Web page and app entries
##########
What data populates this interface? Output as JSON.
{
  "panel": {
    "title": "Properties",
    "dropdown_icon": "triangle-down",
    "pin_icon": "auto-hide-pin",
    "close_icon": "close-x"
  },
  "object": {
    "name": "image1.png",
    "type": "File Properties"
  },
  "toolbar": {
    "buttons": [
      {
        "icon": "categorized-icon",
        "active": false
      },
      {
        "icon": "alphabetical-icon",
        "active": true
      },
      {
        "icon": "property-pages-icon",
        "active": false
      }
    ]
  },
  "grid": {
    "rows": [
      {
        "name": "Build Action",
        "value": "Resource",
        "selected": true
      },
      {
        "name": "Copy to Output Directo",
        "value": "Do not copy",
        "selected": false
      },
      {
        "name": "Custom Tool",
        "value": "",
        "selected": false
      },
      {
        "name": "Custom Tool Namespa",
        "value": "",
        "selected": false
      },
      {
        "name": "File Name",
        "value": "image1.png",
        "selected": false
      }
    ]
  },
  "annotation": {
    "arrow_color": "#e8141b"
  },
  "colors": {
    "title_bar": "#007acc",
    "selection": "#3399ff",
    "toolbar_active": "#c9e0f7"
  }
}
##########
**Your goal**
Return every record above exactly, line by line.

**Answer section**
What data populates this interface? Output as JSON.
{
  "panel": {
    "title": "Properties",
    "dropdown_icon": "triangle-down",
    "pin_icon": "auto-hide-pin",
    "close_icon": "close-x"
  },
  "object": {
    "name": "image1.png",
    "type": "File Properties"
  },
  "toolbar": {
    "buttons": [
      {
        "icon": "categorized-icon",
        "active": false
      },
      {
        "icon": "alphabetical-icon",
        "active": true
      },
      {
        "icon": "property-pages-icon",
        "active": false
      }
    ]
  },
  "grid": {
    "rows": [
      {
        "name": "Build Action",
        "value": "Resource",
        "selected": true
      },
      {
        "name": "Copy to Output Directo",
        "value": "Do not copy",
        "selected": false
      },
      {
        "name": "Custom Tool",
        "value": "",
        "selected": false
      },
      {
        "name": "Custom Tool Namespa",
        "value": "",
        "selected": false
      },
      {
        "name": "File Name",
        "value": "image1.png",
        "selected": false
      }
    ]
  },
  "annotation": {
    "arrow_color": "#e8141b"
  },
  "colors": {
    "title_bar": "#007acc",
    "selection": "#3399ff",
    "toolbar_active": "#c9e0f7"
  }
}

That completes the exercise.